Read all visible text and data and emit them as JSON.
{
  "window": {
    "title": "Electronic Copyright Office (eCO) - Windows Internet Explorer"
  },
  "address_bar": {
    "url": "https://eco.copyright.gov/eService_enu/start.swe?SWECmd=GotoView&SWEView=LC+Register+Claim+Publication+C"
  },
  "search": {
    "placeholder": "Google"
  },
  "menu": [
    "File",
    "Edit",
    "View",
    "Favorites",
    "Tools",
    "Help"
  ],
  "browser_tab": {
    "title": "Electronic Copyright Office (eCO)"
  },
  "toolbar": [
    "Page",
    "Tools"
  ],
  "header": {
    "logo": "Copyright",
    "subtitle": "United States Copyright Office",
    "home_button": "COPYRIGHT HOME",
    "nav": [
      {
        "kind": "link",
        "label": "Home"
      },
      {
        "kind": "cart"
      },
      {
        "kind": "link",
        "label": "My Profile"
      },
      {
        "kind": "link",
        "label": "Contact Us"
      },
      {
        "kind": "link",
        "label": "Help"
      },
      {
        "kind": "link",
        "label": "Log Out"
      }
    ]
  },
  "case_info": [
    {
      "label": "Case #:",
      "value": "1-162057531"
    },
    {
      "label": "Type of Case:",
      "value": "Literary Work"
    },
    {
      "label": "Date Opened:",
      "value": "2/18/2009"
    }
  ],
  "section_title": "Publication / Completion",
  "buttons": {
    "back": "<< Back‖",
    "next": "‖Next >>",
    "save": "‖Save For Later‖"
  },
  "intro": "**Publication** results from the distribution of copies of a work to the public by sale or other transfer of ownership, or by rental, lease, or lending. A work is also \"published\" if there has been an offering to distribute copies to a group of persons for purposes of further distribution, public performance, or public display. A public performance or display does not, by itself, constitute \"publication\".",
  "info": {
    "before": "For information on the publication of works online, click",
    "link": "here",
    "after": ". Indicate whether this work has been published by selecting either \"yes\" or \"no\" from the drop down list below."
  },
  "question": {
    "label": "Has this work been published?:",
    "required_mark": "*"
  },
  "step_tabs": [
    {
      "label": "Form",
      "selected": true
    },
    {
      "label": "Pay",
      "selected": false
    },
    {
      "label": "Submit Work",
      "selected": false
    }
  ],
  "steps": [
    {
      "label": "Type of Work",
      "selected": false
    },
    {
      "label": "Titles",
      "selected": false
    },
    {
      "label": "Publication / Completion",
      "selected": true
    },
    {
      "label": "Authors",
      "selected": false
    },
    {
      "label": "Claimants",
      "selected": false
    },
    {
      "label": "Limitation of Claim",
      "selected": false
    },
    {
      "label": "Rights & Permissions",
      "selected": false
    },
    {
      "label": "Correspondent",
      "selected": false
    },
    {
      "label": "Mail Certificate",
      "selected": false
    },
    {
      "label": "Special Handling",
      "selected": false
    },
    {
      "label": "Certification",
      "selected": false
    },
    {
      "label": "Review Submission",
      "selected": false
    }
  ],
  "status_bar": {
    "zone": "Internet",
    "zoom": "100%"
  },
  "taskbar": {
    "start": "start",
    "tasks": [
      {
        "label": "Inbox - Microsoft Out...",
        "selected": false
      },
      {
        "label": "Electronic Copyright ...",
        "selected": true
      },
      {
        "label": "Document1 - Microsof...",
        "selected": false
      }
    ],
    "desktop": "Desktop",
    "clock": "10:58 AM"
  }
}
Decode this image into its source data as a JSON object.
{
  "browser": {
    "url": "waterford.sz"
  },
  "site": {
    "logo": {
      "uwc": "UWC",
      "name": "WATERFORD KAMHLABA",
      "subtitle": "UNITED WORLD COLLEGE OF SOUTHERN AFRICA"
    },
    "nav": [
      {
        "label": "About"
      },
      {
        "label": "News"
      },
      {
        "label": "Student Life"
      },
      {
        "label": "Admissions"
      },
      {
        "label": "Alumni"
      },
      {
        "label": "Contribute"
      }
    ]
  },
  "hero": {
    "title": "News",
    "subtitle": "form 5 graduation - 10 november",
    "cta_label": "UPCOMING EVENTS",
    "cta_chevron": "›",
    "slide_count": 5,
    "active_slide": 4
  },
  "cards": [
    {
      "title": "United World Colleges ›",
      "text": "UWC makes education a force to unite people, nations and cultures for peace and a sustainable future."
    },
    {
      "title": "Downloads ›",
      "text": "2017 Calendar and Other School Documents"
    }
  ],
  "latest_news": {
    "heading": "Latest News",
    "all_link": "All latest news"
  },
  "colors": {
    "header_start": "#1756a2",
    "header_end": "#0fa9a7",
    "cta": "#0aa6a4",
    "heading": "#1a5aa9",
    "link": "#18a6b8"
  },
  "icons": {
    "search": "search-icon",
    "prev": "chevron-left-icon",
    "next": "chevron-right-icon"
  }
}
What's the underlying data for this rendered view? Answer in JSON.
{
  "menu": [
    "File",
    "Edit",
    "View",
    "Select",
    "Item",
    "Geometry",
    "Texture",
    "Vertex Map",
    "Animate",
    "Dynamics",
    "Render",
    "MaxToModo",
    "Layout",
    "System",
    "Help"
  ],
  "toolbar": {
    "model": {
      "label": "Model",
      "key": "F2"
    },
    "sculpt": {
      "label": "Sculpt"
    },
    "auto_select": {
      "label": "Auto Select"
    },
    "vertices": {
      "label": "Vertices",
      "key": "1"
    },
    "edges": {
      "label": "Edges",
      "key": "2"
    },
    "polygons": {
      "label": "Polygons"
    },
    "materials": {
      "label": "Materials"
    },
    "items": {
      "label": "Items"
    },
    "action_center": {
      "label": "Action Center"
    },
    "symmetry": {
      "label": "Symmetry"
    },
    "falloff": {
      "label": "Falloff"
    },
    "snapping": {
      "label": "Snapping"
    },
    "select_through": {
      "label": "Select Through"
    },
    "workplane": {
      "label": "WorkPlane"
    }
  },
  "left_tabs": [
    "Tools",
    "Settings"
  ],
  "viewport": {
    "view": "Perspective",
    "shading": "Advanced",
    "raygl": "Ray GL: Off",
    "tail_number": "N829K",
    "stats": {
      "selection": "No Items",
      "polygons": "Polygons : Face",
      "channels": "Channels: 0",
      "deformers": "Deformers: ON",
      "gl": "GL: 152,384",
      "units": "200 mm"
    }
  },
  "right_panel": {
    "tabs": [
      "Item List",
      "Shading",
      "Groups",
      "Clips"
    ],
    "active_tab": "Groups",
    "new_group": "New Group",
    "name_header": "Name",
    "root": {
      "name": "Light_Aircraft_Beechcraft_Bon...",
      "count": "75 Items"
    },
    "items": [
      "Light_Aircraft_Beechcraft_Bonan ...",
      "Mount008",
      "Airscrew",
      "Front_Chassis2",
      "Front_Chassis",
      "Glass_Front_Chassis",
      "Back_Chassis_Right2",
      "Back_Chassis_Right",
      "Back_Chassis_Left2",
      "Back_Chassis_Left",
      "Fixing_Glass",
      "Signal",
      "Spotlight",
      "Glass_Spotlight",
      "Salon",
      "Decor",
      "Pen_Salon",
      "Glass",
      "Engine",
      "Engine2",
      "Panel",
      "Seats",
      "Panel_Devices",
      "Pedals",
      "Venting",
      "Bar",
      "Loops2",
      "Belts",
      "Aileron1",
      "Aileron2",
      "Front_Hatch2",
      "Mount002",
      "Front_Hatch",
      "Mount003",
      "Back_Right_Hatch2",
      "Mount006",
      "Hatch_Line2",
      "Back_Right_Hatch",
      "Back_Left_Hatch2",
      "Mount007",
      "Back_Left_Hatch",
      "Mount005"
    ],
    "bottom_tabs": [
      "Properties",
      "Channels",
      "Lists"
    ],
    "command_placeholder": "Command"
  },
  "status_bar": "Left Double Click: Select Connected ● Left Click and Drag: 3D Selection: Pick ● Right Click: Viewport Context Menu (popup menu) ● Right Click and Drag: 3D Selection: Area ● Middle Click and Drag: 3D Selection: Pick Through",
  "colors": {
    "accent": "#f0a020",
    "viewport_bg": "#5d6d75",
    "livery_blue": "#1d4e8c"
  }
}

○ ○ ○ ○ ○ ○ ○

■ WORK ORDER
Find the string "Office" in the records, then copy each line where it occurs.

■ SOLVED EXERCISE
    "title": "Electronic Copyright Office (eCO) - Windows Internet Explorer"
    "title": "Electronic Copyright Office (eCO)"
    "subtitle": "United States Copyright Office",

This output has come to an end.